“The baby`s room is fixed up, it`s yellow and gay. We`re going to keep it as is,“ Midler says, “and wait for another pregnancy.“ Interested in home decorating, Midler opts for sunny, strong colors in her New York loft and the couple`s Spanish-style house in Los Angeles, recently featured in House and Garden.
Such luxury is a long way from her impoverished childhood in Honolulu, where Bette`s father was a civilian house painter for the Navy. “We were real poor,“ she says. “We lived in subsidized housing, didn`t have a telephone until the late `50s.“
The circumstances of her birth have given Midler a series of one-liners about being the only Jewish girl in a Samoan neighborhood. “Most of the families were Japanese, Chinese, Hawaiian, Samoan. It was weird. All my mother wanted was to grow up Jewish somewhere, but there she was, the only white person, and has never got over it.“ One of four children, Bette had an older sister, Judith, who died in a 1968 mishap. Her other sister, Susan, a health- care executive in New York, takes care of their retarded brother, Daniel.
Midler`s relationship with her father was always difficult. “He was a tyrant,“ she has said. “He would flush the girls` makeup down the toilet. He never chose to see me perform except on Johnny Carson. He said I looked like a loose woman. He died in May, 1986. My mother had already died of liver and breast cancer. It was she who named me Bette, after Bette Davis. She adored show business. It was just too bad.“
“Big Business“ will be the first of a rash of “twin plots“ to hit the screen this year. Don Johnson and Anne Archer are reputedly scheduled to team up in “April Fools,“ a story centering on lovers who, on their wedding night, discover they are twins separated at birth. Jeremy Irons and Genevieve Bujold star in the motion picture “Twins,“ directed by Canadian David Cronenberg, due this fall.
Both Abrahams and Cronenberg have used a technique called “motion control“ to create the illusion of twins on screen, and Abrahams has employed the technique used since the 1940s of creating a “split screen.“
The motion-control system used for filming “Big Business“ is a new technology, linking a computer to the camera and making it possible to shoot more realistic and fluid sequences, in which each of two characters played by one actor can appear on the screen at the same time, moving freely, and with the camera moving as well.
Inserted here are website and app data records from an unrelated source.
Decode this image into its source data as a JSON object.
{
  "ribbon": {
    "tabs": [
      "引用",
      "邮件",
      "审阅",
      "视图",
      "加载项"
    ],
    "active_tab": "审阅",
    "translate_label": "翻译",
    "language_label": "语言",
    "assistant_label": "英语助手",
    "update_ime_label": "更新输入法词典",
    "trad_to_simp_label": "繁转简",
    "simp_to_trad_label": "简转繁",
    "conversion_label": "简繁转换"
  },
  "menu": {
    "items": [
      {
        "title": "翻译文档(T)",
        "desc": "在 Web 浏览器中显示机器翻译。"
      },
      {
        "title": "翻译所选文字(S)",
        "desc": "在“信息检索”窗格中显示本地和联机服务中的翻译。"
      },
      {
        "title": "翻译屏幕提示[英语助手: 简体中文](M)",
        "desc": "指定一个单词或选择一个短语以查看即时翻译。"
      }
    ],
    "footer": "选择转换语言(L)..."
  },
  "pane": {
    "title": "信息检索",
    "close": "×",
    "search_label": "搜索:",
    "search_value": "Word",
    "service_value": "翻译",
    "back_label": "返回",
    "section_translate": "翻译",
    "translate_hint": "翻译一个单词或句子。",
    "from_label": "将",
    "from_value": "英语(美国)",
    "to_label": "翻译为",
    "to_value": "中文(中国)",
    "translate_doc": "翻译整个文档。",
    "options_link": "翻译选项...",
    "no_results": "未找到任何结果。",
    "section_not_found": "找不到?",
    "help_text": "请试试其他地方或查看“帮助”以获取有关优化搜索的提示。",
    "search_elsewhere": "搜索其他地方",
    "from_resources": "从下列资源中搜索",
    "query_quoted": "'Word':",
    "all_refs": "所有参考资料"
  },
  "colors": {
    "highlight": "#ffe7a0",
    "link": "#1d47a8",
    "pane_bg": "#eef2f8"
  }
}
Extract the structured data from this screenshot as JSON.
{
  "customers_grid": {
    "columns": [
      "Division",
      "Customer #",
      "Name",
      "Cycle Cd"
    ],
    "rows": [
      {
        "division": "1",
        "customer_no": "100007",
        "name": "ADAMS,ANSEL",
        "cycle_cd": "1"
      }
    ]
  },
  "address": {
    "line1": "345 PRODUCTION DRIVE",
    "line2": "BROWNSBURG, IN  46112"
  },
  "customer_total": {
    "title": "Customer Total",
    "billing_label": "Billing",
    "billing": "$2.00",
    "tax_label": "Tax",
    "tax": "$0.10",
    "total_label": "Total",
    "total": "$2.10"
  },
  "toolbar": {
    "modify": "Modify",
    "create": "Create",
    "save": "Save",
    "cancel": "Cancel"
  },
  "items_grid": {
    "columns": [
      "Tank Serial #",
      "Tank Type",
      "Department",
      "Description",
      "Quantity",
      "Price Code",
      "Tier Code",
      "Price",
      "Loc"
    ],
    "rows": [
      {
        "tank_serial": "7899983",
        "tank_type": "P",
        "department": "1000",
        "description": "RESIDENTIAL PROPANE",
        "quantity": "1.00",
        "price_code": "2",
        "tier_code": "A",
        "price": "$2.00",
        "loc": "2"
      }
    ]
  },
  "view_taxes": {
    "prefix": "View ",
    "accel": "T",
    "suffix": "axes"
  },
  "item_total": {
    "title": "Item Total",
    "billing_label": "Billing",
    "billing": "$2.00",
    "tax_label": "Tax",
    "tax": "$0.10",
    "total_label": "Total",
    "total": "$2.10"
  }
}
The bottom line for directors is to cast actors who can handle the technical subtleties required to portray twins. Abrahams says the bottom line, despite the gag of his script, is that moviegoers have to forget they are watching the same actress twice. “Bette is a joy to work with,“ he says, “she`s inordinately human. Like most stars, she was concerned in `Big Business` we didn`t show her with a double chin. We took that into consideration. One day the camera operator, said, `You have something on your chin.` She moved her face, `Is this O.K.?` “
“No, the other chin,` he said. There was silence on the set. Bette got hysterical, doubled up laughing. She`s beautiful.“